_Source data_.

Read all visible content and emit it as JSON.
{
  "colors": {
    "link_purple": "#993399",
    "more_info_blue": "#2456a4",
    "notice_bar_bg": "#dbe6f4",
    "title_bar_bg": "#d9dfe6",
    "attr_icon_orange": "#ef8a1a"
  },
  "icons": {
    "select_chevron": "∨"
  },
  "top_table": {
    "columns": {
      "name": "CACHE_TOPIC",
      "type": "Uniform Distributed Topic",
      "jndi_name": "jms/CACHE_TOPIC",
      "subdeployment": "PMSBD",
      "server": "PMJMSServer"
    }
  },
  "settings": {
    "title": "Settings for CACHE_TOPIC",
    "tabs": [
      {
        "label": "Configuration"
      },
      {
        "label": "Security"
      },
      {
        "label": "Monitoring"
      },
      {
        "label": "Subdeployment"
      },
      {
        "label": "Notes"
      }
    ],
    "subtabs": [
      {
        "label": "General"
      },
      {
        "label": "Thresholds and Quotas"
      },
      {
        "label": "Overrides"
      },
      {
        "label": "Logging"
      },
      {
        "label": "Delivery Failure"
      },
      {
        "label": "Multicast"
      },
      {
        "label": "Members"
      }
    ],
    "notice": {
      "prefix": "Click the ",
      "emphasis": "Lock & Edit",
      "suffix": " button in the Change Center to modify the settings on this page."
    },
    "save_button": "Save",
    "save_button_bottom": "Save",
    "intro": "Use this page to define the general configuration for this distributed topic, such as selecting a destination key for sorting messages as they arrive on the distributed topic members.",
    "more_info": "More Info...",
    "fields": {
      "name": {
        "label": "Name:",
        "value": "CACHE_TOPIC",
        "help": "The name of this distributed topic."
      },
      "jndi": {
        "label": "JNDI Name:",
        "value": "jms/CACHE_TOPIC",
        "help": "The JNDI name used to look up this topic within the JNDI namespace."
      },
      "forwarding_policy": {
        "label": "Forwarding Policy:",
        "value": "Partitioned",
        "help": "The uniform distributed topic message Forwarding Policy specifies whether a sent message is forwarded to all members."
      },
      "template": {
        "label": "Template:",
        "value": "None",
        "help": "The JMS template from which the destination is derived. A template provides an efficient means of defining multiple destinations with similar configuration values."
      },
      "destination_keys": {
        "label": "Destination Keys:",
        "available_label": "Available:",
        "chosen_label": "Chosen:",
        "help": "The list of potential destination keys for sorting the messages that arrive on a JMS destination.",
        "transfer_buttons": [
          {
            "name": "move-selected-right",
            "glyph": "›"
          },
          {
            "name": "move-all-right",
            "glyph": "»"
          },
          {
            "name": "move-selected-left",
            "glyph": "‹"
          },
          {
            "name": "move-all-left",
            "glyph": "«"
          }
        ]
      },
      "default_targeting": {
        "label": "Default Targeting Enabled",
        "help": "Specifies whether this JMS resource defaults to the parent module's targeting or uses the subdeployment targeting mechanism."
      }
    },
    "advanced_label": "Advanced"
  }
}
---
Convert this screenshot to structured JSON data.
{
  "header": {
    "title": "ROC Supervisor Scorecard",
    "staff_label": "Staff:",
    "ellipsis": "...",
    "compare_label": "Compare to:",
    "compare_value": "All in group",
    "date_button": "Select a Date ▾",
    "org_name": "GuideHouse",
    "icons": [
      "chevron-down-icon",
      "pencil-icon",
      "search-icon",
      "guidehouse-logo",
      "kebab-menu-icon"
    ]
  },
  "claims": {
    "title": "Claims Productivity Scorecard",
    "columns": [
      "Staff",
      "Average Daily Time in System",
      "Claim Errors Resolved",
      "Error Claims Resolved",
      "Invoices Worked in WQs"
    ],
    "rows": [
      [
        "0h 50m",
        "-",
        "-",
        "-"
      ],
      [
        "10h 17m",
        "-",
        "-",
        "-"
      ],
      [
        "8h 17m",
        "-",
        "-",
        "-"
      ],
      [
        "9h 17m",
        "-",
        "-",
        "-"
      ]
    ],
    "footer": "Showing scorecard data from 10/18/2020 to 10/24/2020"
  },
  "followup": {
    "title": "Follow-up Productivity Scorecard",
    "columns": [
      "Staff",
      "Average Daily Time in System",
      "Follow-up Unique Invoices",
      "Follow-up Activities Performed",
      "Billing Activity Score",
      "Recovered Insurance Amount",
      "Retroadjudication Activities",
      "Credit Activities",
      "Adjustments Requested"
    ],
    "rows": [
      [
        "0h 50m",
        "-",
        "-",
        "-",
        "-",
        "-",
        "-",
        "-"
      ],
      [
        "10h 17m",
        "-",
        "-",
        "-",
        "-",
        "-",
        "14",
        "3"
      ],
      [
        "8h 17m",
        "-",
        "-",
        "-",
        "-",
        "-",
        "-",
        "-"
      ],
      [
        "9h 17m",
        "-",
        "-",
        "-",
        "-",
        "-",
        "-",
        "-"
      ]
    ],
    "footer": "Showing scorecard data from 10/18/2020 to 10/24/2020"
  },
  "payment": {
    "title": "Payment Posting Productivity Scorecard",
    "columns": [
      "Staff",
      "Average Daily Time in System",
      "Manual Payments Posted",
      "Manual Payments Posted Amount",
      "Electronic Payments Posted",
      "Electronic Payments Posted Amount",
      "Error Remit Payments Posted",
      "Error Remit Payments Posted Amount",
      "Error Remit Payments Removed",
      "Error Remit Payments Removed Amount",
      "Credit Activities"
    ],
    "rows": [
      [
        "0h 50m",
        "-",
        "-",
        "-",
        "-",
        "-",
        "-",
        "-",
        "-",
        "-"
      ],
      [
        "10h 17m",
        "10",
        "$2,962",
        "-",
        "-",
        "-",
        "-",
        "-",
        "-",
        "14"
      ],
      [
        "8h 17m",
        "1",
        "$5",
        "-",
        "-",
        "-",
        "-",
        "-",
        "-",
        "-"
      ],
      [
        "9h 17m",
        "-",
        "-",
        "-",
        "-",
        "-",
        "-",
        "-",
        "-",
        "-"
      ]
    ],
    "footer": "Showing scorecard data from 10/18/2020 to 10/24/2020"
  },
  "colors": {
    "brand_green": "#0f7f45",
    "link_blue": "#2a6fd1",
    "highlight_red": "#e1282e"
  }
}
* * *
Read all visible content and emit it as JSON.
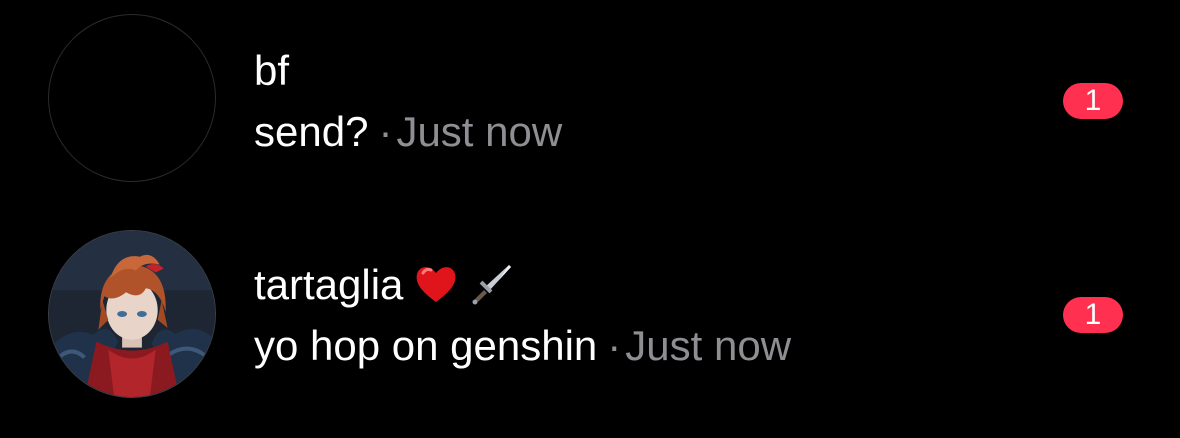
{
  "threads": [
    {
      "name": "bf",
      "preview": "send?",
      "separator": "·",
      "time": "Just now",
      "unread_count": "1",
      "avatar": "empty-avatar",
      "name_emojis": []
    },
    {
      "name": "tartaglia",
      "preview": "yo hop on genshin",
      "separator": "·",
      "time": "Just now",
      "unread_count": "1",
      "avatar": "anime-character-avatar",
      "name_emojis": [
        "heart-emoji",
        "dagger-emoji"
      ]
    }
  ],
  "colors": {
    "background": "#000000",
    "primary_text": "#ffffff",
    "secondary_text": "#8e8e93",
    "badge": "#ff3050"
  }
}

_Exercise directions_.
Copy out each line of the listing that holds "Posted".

_Answer to this task_.
      "Manual Payments Posted",
      "Manual Payments Posted Amount",
      "Electronic Payments Posted",
      "Electronic Payments Posted Amount",
      "Error Remit Payments Posted",
      "Error Remit Payments Posted Amount",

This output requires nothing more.